Having heard my best effort to offer a unified narrative of the story of Christianity, there’s always this puzzled question related to the apparent diversity of churches. Division does not go unnoticed—not by our young people, and not by our world.
I believe people long for, and are created for, something better than that.
Consider what they see when they look elsewhere. We’re reminded of late that society can seem more polarized by the minute. The gap between opposing political parties in our recent election is a reminder, but this has long plagued America’s political process. On election night, I heard a political analyst pull together the attempts of America’s most recent presidents to address this:
- Bill Clinton, in his 1997 inaugural address, set out to be a healer of this rift. “They (the American people) call on us instead to be repairers of the breach,” he said.
- During his 2000 campaign, George W. Bush promised to be a “uniter, not a divider.”
- At the 2004 Democratic National Convention, then-Senator Barack Obama claimed no red states or blue states, only a United States.

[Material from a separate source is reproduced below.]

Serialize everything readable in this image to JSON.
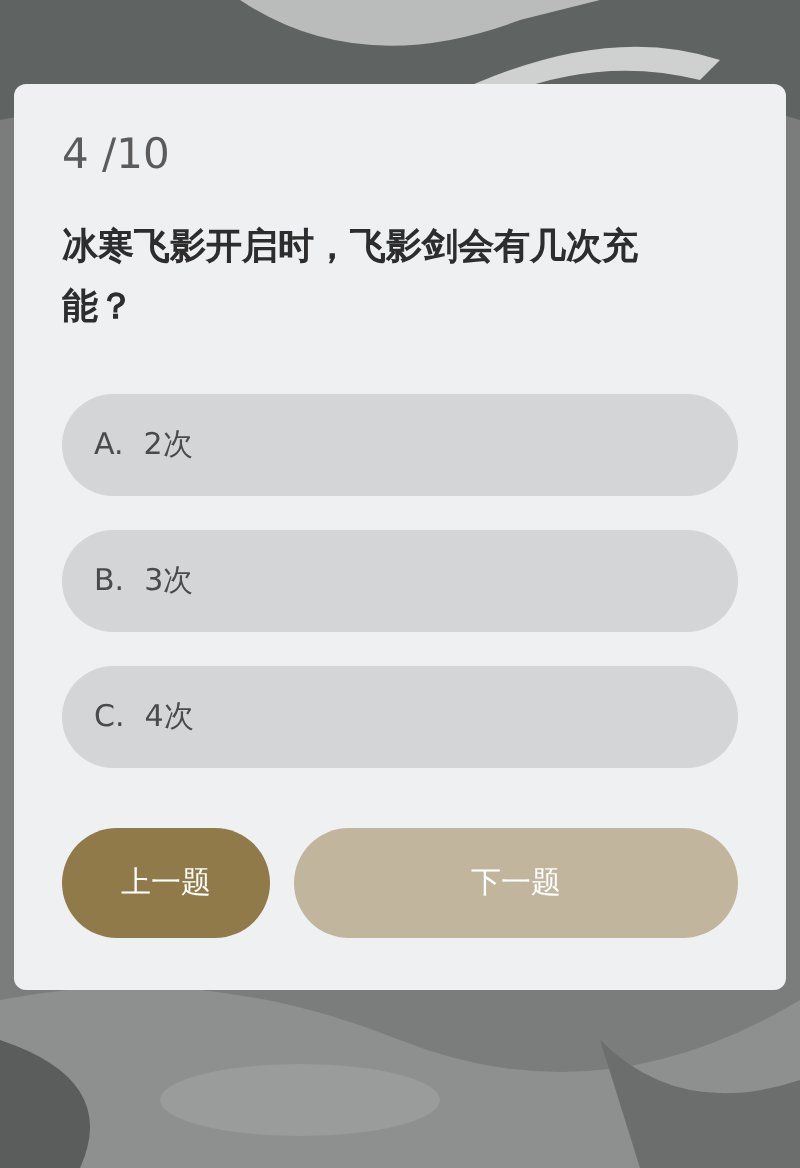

We’ve seen many years of hoping, by vastly different presidents, to bring together what has only grown—as proven this election cycle—further and further apart. Recent data suggests voters in both parties say the opposing party makes them “afraid.”
Bewildered by all the discord, the church has an opportunity to stand in stark contrast. I would suggest this frustration may send people looking for a sense of unity that transcends the divisiveness they see on the news networks. Will they find it?
An opportunity to embody unity
With the world’s divisions in view, I am drawn to spend more time thinking about the opportunity presented for the church’s witness. Many opportunities are held before a struggling American church. One of these is unity. As the chasms that divide us are ever-widening, Christians ought to turn their gaze to this opportunity to reclaim their prophetic witness. The church needs to model for an increasingly polarized society what it looks like to experience unity in diversity.
We need to foster Christian communities that are consumed by cooperation, not competition. Our congregations and their leaders need to come together to lift up what they hold in common, rather than murmuring about their differences behind closed doors. We need to open avenues for the world to understand the unified community of Christ, rather than emphasize the uniqueness of one part, lest we forget our own affirmation of God’s reconciling work in the hearts of those outside our own tradition.
This task will require rethinking at the highest levels. Our denominations need to hold Christian unity over denominational distinctiveness. We need denominational structures that unite, not divide. But I’m inclined here to point us back to the bottom of religious circles, where demonstrations of the uniting love of Christ can be found more readily.
From the bottom up
I serve with a church staff that is committed to supporting kingdom growth above our church growth, to praying in worship each week for those who worship down the street or around the corner, and to building bridges with leaders in our city. Within the last month, I have been a part of multi-denominational efforts that enabled Christians to display the love of Christ through service projects for homeowners across our city and an area-wide collaboration that helped create worship experiences for the thousands of teenagers in our districts, and I met with ministers from other churches to support and encourage the work of the kingdom.
Is there space in your church’s life to celebrate the fact the kingdom of God is bigger than this Christian tradition or that one? Does our worship and communal life celebrate the rich theological and historical tradition so many hold in common? Do our Christian brothers and sisters have a framework of belief that leaves room for others who hold in common this faith in Christ.
If not, then our gospel isn’t big enough.
The kingdom is now—and will certainly be in its fullness—composed of a rich diversity of believers and traditions. If our Christian faith fails to embody this, then whose cause are we advancing?
The ears of ninth graders hear me tell the Christian story and immediately notice its contradiction with what their eyes are seeing. I remind them of a Christ who unifies us despite our plurality.
I hope I’m telling the truth. It is a truth our world is looking for. It is a reality the world will find nowhere else. Can it be found in your community?
Might we and our churches embrace Christ’s call to make known the love of God as we love one another.